This weekend saw another attempt by government to restrict lobbying by charities. Cabinet Office minister Matthew Hancock, announced that, from now on, any charity getting a government grant will be banned from using the funds to lobby government.
The National Council for Voluntary Organisations does a good job of why the policy is unjust and likely to be counter-productive. It is ‘tantamount to making charities take a vow of silence,’ says CEO Stuart Etherington.
Not true, says Hancock. Government is merely ‘standing up for value for money’ and protecting the public purse. Taxpayers shouldn’t be made to foot the bill for charity lobbying, he says. It’s just a ‘common sense’, anti-waste measure.
A quick examination of the source of the policy – the impetus behind it – suggests otherwise.
The government’s press release begins by citing research by the free market think tank, the Institute of Economic Affairs (IEA) into ‘so-called sock puppets’. The 2012 report by the IEA’s Christopher Snowdon, Sock Puppets: How the government lobbies itself and why argues that, when government finances the lobbying of itself, it is subverting democracy.

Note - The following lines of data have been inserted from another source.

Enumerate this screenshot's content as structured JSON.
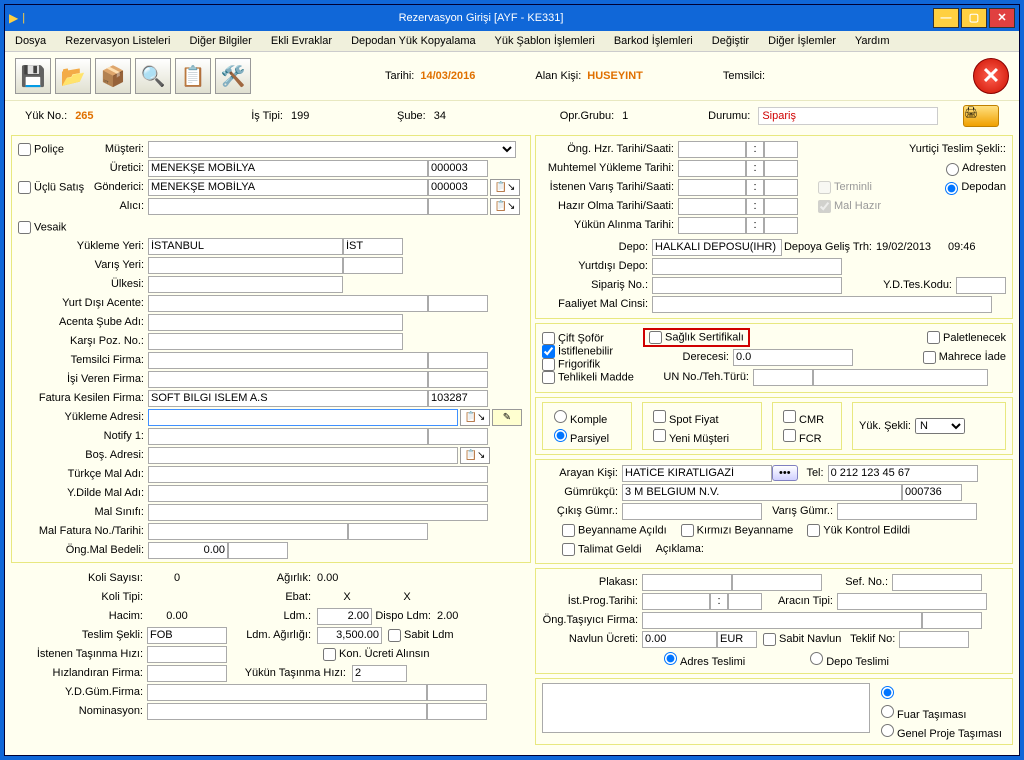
{
  "title": "Rezervasyon Girişi [AYF - KE331]",
  "menu": [
    "Dosya",
    "Rezervasyon Listeleri",
    "Diğer Bilgiler",
    "Ekli Evraklar",
    "Depodan Yük Kopyalama",
    "Yük Şablon İşlemleri",
    "Barkod İşlemleri",
    "Değiştir",
    "Diğer İşlemler",
    "Yardım"
  ],
  "header": {
    "tarih_lbl": "Tarihi:",
    "tarih": "14/03/2016",
    "alan_lbl": "Alan Kişi:",
    "alan": "HUSEYINT",
    "temsilci_lbl": "Temsilci:"
  },
  "info": {
    "yuk_lbl": "Yük No.:",
    "yuk": "265",
    "istipi_lbl": "İş Tipi:",
    "istipi": "199",
    "sube_lbl": "Şube:",
    "sube": "34",
    "opr_lbl": "Opr.Grubu:",
    "opr": "1",
    "durum_lbl": "Durumu:",
    "durum": "Sipariş"
  },
  "left": {
    "police": "Poliçe",
    "uclu": "Üçlü Satış",
    "vesaik": "Vesaik",
    "musteri_lbl": "Müşteri:",
    "uretici_lbl": "Üretici:",
    "uretici": "MENEKŞE MOBİLYA",
    "uretici_code": "000003",
    "gonderici_lbl": "Gönderici:",
    "gonderici": "MENEKŞE MOBİLYA",
    "gonderici_code": "000003",
    "alici_lbl": "Alıcı:",
    "yyeri_lbl": "Yükleme Yeri:",
    "yyeri": "İSTANBUL",
    "yyeri_code": "İST",
    "vyeri_lbl": "Varış Yeri:",
    "ulke_lbl": "Ülkesi:",
    "ydacente_lbl": "Yurt Dışı Acente:",
    "acentasube_lbl": "Acenta Şube Adı:",
    "karsipoz_lbl": "Karşı Poz. No.:",
    "temsilci_lbl": "Temsilci Firma:",
    "isveren_lbl": "İşi Veren Firma:",
    "fatura_lbl": "Fatura Kesilen Firma:",
    "fatura": "SOFT BILGI ISLEM A.S",
    "fatura_code": "103287",
    "yadres_lbl": "Yükleme Adresi:",
    "notify_lbl": "Notify 1:",
    "bosadres_lbl": "Boş. Adresi:",
    "turkcemal_lbl": "Türkçe Mal Adı:",
    "ydilmal_lbl": "Y.Dilde Mal Adı:",
    "malsinif_lbl": "Mal Sınıfı:",
    "malfatura_lbl": "Mal Fatura No./Tarihi:",
    "onmal_lbl": "Öng.Mal Bedeli:",
    "onmal": "0.00",
    "koli_lbl": "Koli Sayısı:",
    "koli": "0",
    "agirlik_lbl": "Ağırlık:",
    "agirlik": "0.00",
    "kolitipi_lbl": "Koli Tipi:",
    "ebat_lbl": "Ebat:",
    "x": "X",
    "hacim_lbl": "Hacim:",
    "hacim": "0.00",
    "ldm_lbl": "Ldm.:",
    "ldm": "2.00",
    "displdm_lbl": "Dispo Ldm:",
    "displdm": "2.00",
    "teslim_lbl": "Teslim Şekli:",
    "teslim": "FOB",
    "ldmag_lbl": "Ldm. Ağırlığı:",
    "ldmag": "3,500.00",
    "sabitldm": "Sabit Ldm",
    "isttasima_lbl": "İstenen Taşınma Hızı:",
    "konucreti": "Kon. Ücreti Alınsın",
    "hizfirma_lbl": "Hızlandıran Firma:",
    "yukuntasima_lbl": "Yükün Taşınma Hızı:",
    "yukuntasima": "2",
    "ydgumfirma_lbl": "Y.D.Güm.Firma:",
    "nominasyon_lbl": "Nominasyon:"
  },
  "right": {
    "onghzr_lbl": "Öng. Hzr. Tarihi/Saati:",
    "muhyuk_lbl": "Muhtemel Yükleme Tarihi:",
    "istvar_lbl": "İstenen Varış Tarihi/Saati:",
    "hazir_lbl": "Hazır Olma Tarihi/Saati:",
    "yukalin_lbl": "Yükün Alınma Tarihi:",
    "yurtici_lbl": "Yurtiçi Teslim Şekli::",
    "adresten": "Adresten",
    "depodan": "Depodan",
    "terminli": "Terminli",
    "malhazir": "Mal Hazır",
    "depo_lbl": "Depo:",
    "depo": "HALKALI DEPOSU(IHR)",
    "depogelist_lbl": "Depoya Geliş Trh:",
    "depogelist": "19/02/2013",
    "deposaat": "09:46",
    "ydepo_lbl": "Yurtdışı Depo:",
    "siparis_lbl": "Sipariş No.:",
    "ydteskod_lbl": "Y.D.Tes.Kodu:",
    "faalmal_lbl": "Faaliyet Mal Cinsi:",
    "cift": "Çift Şoför",
    "istif": "İstiflenebilir",
    "frigo": "Frigorifik",
    "tehlike": "Tehlikeli Madde",
    "saglik": "Sağlık Sertifikalı",
    "palet": "Paletlenecek",
    "mahrece": "Mahrece İade",
    "derece_lbl": "Derecesi:",
    "derece": "0.0",
    "unno_lbl": "UN No./Teh.Türü:",
    "komple": "Komple",
    "parsiyel": "Parsiyel",
    "spot": "Spot Fiyat",
    "yenimusteri": "Yeni Müşteri",
    "cmr": "CMR",
    "fcr": "FCR",
    "yuksekli_lbl": "Yük. Şekli:",
    "yuksekli": "N",
    "arayan_lbl": "Arayan Kişi:",
    "arayan": "HATİCE KIRATLIGAZİ",
    "tel_lbl": "Tel:",
    "tel": "0 212 123 45 67",
    "gumrukcu_lbl": "Gümrükçü:",
    "gumrukcu": "3 M BELGIUM N.V.",
    "gumrukcu_code": "000736",
    "cikisgumr_lbl": "Çıkış Gümr.:",
    "varisgumr_lbl": "Varış Gümr.:",
    "beyanname": "Beyanname Açıldı",
    "kirmizi": "Kırmızı Beyanname",
    "yukkontrol": "Yük Kontrol Edildi",
    "talimat": "Talimat Geldi",
    "aciklama_lbl": "Açıklama:",
    "plakasi_lbl": "Plakası:",
    "sefno_lbl": "Sef. No.:",
    "istprog_lbl": "İst.Prog.Tarihi:",
    "aractipi_lbl": "Aracın Tipi:",
    "ongtas_lbl": "Öng.Taşıyıcı Firma:",
    "navlun_lbl": "Navlun Ücreti:",
    "navlun": "0.00",
    "navlun_cur": "EUR",
    "sabitnavlun": "Sabit Navlun",
    "teklif_lbl": "Teklif No:",
    "adresteslim": "Adres Teslimi",
    "depoteslim": "Depo Teslimi",
    "fuar": "Fuar Taşıması",
    "genelproje": "Genel Proje Taşıması"
  }
}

Government funding creates ‘sock puppet’ versions of civil society’, the report suggests, which ‘give the illusion of grassroots support for new legislation’ where there may be none. ‘State-funded charities and NGOs usually campaign for causes which do not enjoy widespread support amongst the general public,’ claims Snowdon.
Which charities and NGOs could he be referring to? Top of his list are likely to be public health advocates that lobby the government to take action on junk food advertising, smoking, and alcohol.
In Snowdon’s mind, the state-funding of such campaigners is anti-democratic. It skews the pitch. It also disadvantages those that lobby for the opposite... like Snowdon.
Snowdon runs something called the ‘Lifestyle Economics’ unit at the IEA. It is in the business of defending industries that face government action to curb the harm caused by their products. The ‘increasing focus by the government and general public on the issues surrounding alcohol, tobacco, gambling, sugar, fat and soft drinks, has made the formation of the unit timely and necessary’, it says.
Who funds this work is anyone’s guess. The IEA refuses to disclose who bank-rolls it. It does, however, have a history of close collaboration with the tobacco industry. Weknow, for example, that just one tobacco giant, BAT, has given the IEA over £70,000 since 2011. We know this not from the IEA, but because the tobacco giant gave in to pressure and released the figures.
Snowdon is a long-term pro-smoking activist. He is author of Velvet Fist, Iron Glove: A History of Anti-Smoking, and a prominent supporter of Forest, the pro-smoking lobby group: he was a speaker at Forest’s 2012 Conservative Party Conference fringe event.
Snowdon doesn’t like public health advocates. ‘Gobshite’, ‘deranged’ and a ‘clueless clown’ is how he described Stan Glantz, the US public health professor who has probably done more than anyone to expose the tobacco industry’s deceptive lobbying campaigns. Linda Bauld, a UK public health professor and a leading expert on smoking, who served as the UK government’s scientific adviser on tobacco control is, according to Snowdon, a fantasist who promotes voodoo science. He has called Simon Chapman, a public health professor at the University of Sydney, with over 400 peer-reviewed articles and seventeen books to his name, a ‘scrotum-faced head-banger’.
The government’s latest attempt to silence charities should be seen in this context. Snowdon and the IEA don’t like public health charities, or the public health measures they lobby for. They like even less the fact that public health charities receive public funding.
Health select committee chair and Tory MP Sarah Wollaston tweeted at the weekend that ending charities’ ability to lobby ministers would have “serious consequences” for public health. The “balance (is) already distorted in favour of industry,” she wrote.
Which is just how Snowdon, the IEA and its industry backers like it.